  24. 24. Horkheimer Builds a School  Fromm brought psychoanalysis into the institute, helping create the distinctive mixture of Marx and freud that gave Herbart Marcuse and Frankfurt School notoriety as part of the New Left era academic radicalism.  Fromm was replaced by Herbert Marcuse, Theodore Adorno, Walter Benjamin
  25. 25. New Frankfurt School  Critical Theory in Haberman’s words is “a theory of society conceived with a practical intentions” (Shijun, 2006)  It is a development of the theoretical tradition of historical materialism, and historical materialism contains in itself the relation between theory and practice in two senses.  Studies the historical condition outside the theory  Studies the action situation in which the theory can possibly interfere.
  26. 26. New Frankfurt School  Unlike science, it does not hold an objectivist attitude towards its objects  Unlike philosophy, it does not regard its own origin as something transcendent, or something with ontological superiority.  Habermas insists to make distinctions between “practice” and “techne”
  27. 27. New Frankfurt School  Habermas new understanding of “theory” and “practice” argues that: a) any type of knowledge is inherently related to practice. b) he defines critical theory as “theory of society conceived with a practical intention” (Shijun, 2006) c) critical theory is significantly different both from classical Marxism and the first generation of Frankfurt School not only in terms of a theory’s normative basis, but also in terms of a theory’s practical effect.
  28. 28. Implications for Phil.
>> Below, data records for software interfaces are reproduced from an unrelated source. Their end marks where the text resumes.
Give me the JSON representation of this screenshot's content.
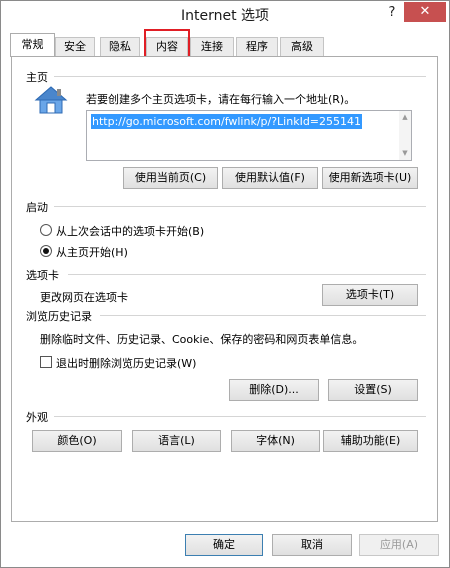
{
  "window": {
    "title": "Internet 选项",
    "help_label": "?",
    "close_label": "✕"
  },
  "tabs": [
    {
      "label": "常规",
      "active": true
    },
    {
      "label": "安全",
      "active": false
    },
    {
      "label": "隐私",
      "active": false
    },
    {
      "label": "内容",
      "active": false,
      "highlighted": true
    },
    {
      "label": "连接",
      "active": false
    },
    {
      "label": "程序",
      "active": false
    },
    {
      "label": "高级",
      "active": false
    }
  ],
  "homepage": {
    "section_title": "主页",
    "icon": "house-icon",
    "description": "若要创建多个主页选项卡，请在每行输入一个地址(R)。",
    "url_value": "http://go.microsoft.com/fwlink/p/?LinkId=255141",
    "buttons": {
      "use_current": "使用当前页(C)",
      "use_default": "使用默认值(F)",
      "use_new_tab": "使用新选项卡(U)"
    }
  },
  "startup": {
    "section_title": "启动",
    "option_last_session": "从上次会话中的选项卡开始(B)",
    "option_home_page": "从主页开始(H)",
    "selected": "option_home_page"
  },
  "tabs_section": {
    "section_title": "选项卡",
    "description": "更改网页在选项卡",
    "button": "选项卡(T)"
  },
  "history": {
    "section_title": "浏览历史记录",
    "description": "删除临时文件、历史记录、Cookie、保存的密码和网页表单信息。",
    "checkbox_label": "退出时删除浏览历史记录(W)",
    "checkbox_checked": false,
    "buttons": {
      "delete": "删除(D)...",
      "settings": "设置(S)"
    }
  },
  "appearance": {
    "section_title": "外观",
    "buttons": {
      "colors": "颜色(O)",
      "languages": "语言(L)",
      "fonts": "字体(N)",
      "accessibility": "辅助功能(E)"
    }
  },
  "footer": {
    "ok": "确定",
    "cancel": "取消",
    "apply": "应用(A)"
  },
  "colors": {
    "close_button": "#c75050",
    "selection": "#3399ff",
    "highlight_box": "#e01e25"
  }
}
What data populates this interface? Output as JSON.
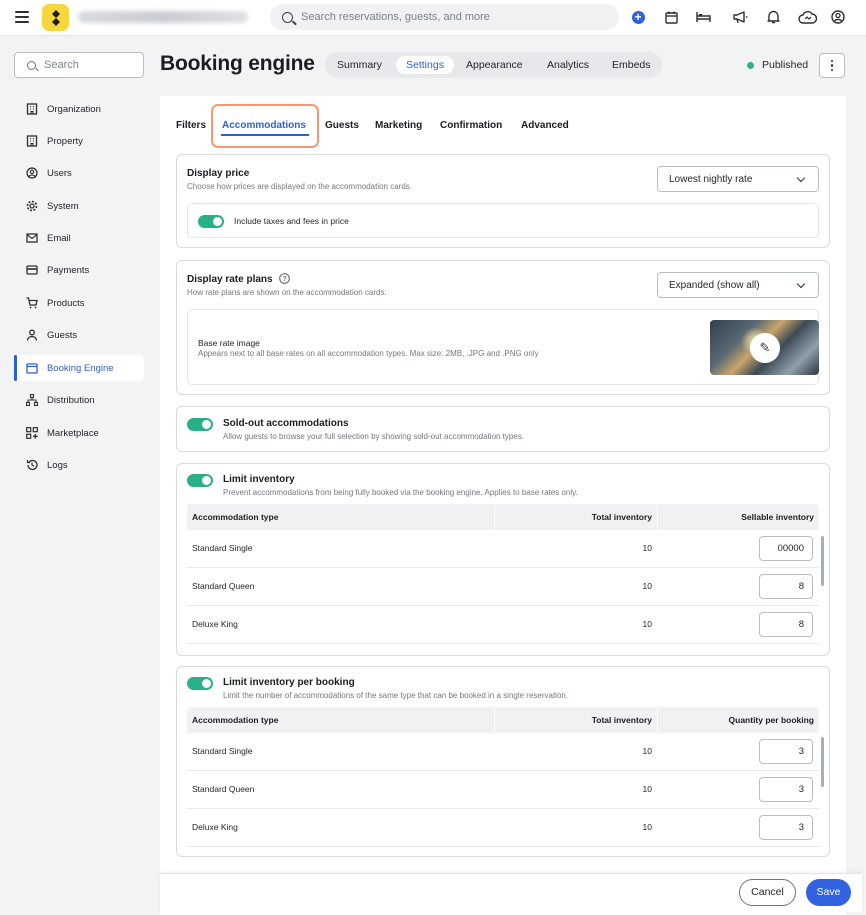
{
  "topbar": {
    "search_placeholder": "Search reservations, guests, and more",
    "icons": [
      "menu-icon",
      "add-icon",
      "calendar-icon",
      "bed-icon",
      "megaphone-icon",
      "bell-icon",
      "cloud-icon",
      "user-icon"
    ]
  },
  "sidebar": {
    "search_placeholder": "Search",
    "items": [
      {
        "label": "Organization",
        "icon": "building-icon"
      },
      {
        "label": "Property",
        "icon": "property-icon"
      },
      {
        "label": "Users",
        "icon": "user-circle-icon"
      },
      {
        "label": "System",
        "icon": "gear-icon"
      },
      {
        "label": "Email",
        "icon": "mail-icon"
      },
      {
        "label": "Payments",
        "icon": "card-icon"
      },
      {
        "label": "Products",
        "icon": "cart-icon"
      },
      {
        "label": "Guests",
        "icon": "person-icon"
      },
      {
        "label": "Booking Engine",
        "icon": "browser-icon"
      },
      {
        "label": "Distribution",
        "icon": "hierarchy-icon"
      },
      {
        "label": "Marketplace",
        "icon": "apps-icon"
      },
      {
        "label": "Logs",
        "icon": "history-icon"
      }
    ]
  },
  "header": {
    "title": "Booking engine",
    "tabs": [
      "Summary",
      "Settings",
      "Appearance",
      "Analytics",
      "Embeds"
    ],
    "active_tab": "Settings",
    "status": "Published",
    "status_color": "#33b583"
  },
  "subtabs": [
    "Filters",
    "Accommodations",
    "Guests",
    "Marketing",
    "Confirmation",
    "Advanced"
  ],
  "display_price": {
    "title": "Display price",
    "desc": "Choose how prices are displayed on the accommodation cards.",
    "select_value": "Lowest nightly rate",
    "toggle_label": "Include taxes and fees in price"
  },
  "display_rate_plans": {
    "title": "Display rate plans",
    "desc": "How rate plans are shown on the accommodation cards.",
    "select_value": "Expanded (show all)",
    "image_title": "Base rate image",
    "image_desc": "Appears next to all base rates on all accommodation types. Max size: 2MB, .JPG and .PNG only"
  },
  "sold_out": {
    "title": "Sold-out accommodations",
    "desc": "Allow guests to browse your full selection by showing sold-out accommodation types."
  },
  "limit_inventory": {
    "title": "Limit inventory",
    "desc": "Prevent accommodations from being fully booked via the booking engine. Applies to base rates only.",
    "columns": [
      "Accommodation type",
      "Total inventory",
      "Sellable inventory"
    ],
    "rows": [
      {
        "type": "Standard Single",
        "total": "10",
        "value": "00000"
      },
      {
        "type": "Standard Queen",
        "total": "10",
        "value": "8"
      },
      {
        "type": "Deluxe King",
        "total": "10",
        "value": "8"
      }
    ]
  },
  "limit_per_booking": {
    "title": "Limit inventory per booking",
    "desc": "Limit the number of accommodations of the same type that can be booked in a single reservation.",
    "columns": [
      "Accommodation type",
      "Total inventory",
      "Quantity per booking"
    ],
    "rows": [
      {
        "type": "Standard Single",
        "total": "10",
        "value": "3"
      },
      {
        "type": "Standard Queen",
        "total": "10",
        "value": "3"
      },
      {
        "type": "Deluxe King",
        "total": "10",
        "value": "3"
      }
    ]
  },
  "footer": {
    "cancel": "Cancel",
    "save": "Save"
  },
  "colors": {
    "accent": "#2d5fd6",
    "toggle_on": "#27b08a",
    "highlight": "#f49871"
  }
}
Education  There is a striking difference in value systems of the educational institution, depending on the sector/group that governs it.  Learning and activities that facilitate learning will be more authentic. The teachers are expected to be judicious in formulating activities that tailor-fit the interests and the context of their students.
  29. 29. Implications for Phil. Education  The teaching of the nation’s history, language, and system of government will be more deliberate. The subject matter will go beyond the facts, and will require the students to practice critical thinking. The concept of pantayong pananaw that explores the Philippine identity is also worth applying in the teaching of history and language.  Teachers are expected to be empowering and to be facilitators of change for their students.  Partnerships between schools and private/multi-sectoral organizations or local communities are established. This is especially seen in the Alay Kapwa and NSTP programs implemented by other schools.
  30. 30. Insights  TRANSFORMATIVE EDUCATION is the focal point of critical theory and will be most applicable in our country’s context.  Our schools have not fallen short in presenting the situation of our country; however, the next step we must take is to empower our students to put everything they have learned to action.
  31. 31. Let’s have an activity! We will distribute sheets of short bond paper for your use.
  32. 32. Activity: The Profile of a Transformative Educator  Sheets of short bond paper will be distributed.  In the same sheet of paper, a drawing of a human is shown. This will represent each member of the class. The drawing magnifies some body parts, particularly the head, heart, and the hands.  For these parts, you will be asked to write your own version of qualities that a transformative educator must possess. Limit your qualities/expectations to FIVE for each body part.  There are no right or wrong answers.
  33. 33. Think, pair, share Turn to your seatmate and together, discuss your answers for this activity.